_Work required_
Word for word, restate every entry that follows.

_Provided material_
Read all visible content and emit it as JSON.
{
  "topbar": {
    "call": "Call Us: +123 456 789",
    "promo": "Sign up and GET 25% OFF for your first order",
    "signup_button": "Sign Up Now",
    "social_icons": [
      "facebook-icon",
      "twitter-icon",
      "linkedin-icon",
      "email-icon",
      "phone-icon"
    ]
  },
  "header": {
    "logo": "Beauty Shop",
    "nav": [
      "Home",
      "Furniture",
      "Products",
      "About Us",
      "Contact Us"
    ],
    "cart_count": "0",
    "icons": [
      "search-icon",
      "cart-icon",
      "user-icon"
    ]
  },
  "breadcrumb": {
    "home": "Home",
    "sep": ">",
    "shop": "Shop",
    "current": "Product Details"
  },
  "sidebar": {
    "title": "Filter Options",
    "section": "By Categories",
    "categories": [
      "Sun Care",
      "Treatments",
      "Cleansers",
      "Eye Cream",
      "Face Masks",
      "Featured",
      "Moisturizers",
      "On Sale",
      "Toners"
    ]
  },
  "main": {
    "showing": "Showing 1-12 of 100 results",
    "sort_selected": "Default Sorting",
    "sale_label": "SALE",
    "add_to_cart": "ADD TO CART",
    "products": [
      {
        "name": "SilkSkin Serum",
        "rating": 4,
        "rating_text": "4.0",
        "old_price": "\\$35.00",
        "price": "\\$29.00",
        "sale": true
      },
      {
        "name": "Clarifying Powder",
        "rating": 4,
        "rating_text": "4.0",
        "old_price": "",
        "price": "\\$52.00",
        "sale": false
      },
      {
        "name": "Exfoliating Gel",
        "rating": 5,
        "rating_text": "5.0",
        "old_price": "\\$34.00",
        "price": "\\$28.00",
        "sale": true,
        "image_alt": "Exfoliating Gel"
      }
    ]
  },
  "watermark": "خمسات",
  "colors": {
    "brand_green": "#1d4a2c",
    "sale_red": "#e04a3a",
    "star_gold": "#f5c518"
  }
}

_Result_
Read all visible content and emit it as JSON.
{
  "topbar": {
    "call": "Call Us: +123 456 789",
    "promo": "Sign up and GET 25% OFF for your first order",
    "signup_button": "Sign Up Now",
    "social_icons": [
      "facebook-icon",
      "twitter-icon",
      "linkedin-icon",
      "email-icon",
      "phone-icon"
    ]
  },
  "header": {
    "logo": "Beauty Shop",
    "nav": [
      "Home",
      "Furniture",
      "Products",
      "About Us",
      "Contact Us"
    ],
    "cart_count": "0",
    "icons": [
      "search-icon",
      "cart-icon",
      "user-icon"
    ]
  },
  "breadcrumb": {
    "home": "Home",
    "sep": ">",
    "shop": "Shop",
    "current": "Product Details"
  },
  "sidebar": {
    "title": "Filter Options",
    "section": "By Categories",
    "categories": [
      "Sun Care",
      "Treatments",
      "Cleansers",
      "Eye Cream",
      "Face Masks",
      "Featured",
      "Moisturizers",
      "On Sale",
      "Toners"
    ]
  },
  "main": {
    "showing": "Showing 1-12 of 100 results",
    "sort_selected": "Default Sorting",
    "sale_label": "SALE",
    "add_to_cart": "ADD TO CART",
    "products": [
      {
        "name": "SilkSkin Serum",
        "rating": 4,
        "rating_text": "4.0",
        "old_price": "\\$35.00",
        "price": "\\$29.00",
        "sale": true
      },
      {
        "name": "Clarifying Powder",
        "rating": 4,
        "rating_text": "4.0",
        "old_price": "",
        "price": "\\$52.00",
        "sale": false
      },
      {
        "name": "Exfoliating Gel",
        "rating": 5,
        "rating_text": "5.0",
        "old_price": "\\$34.00",
        "price": "\\$28.00",
        "sale": true,
        "image_alt": "Exfoliating Gel"
      }
    ]
  },
  "watermark": "خمسات",
  "colors": {
    "brand_green": "#1d4a2c",
    "sale_red": "#e04a3a",
    "star_gold": "#f5c518"
  }
}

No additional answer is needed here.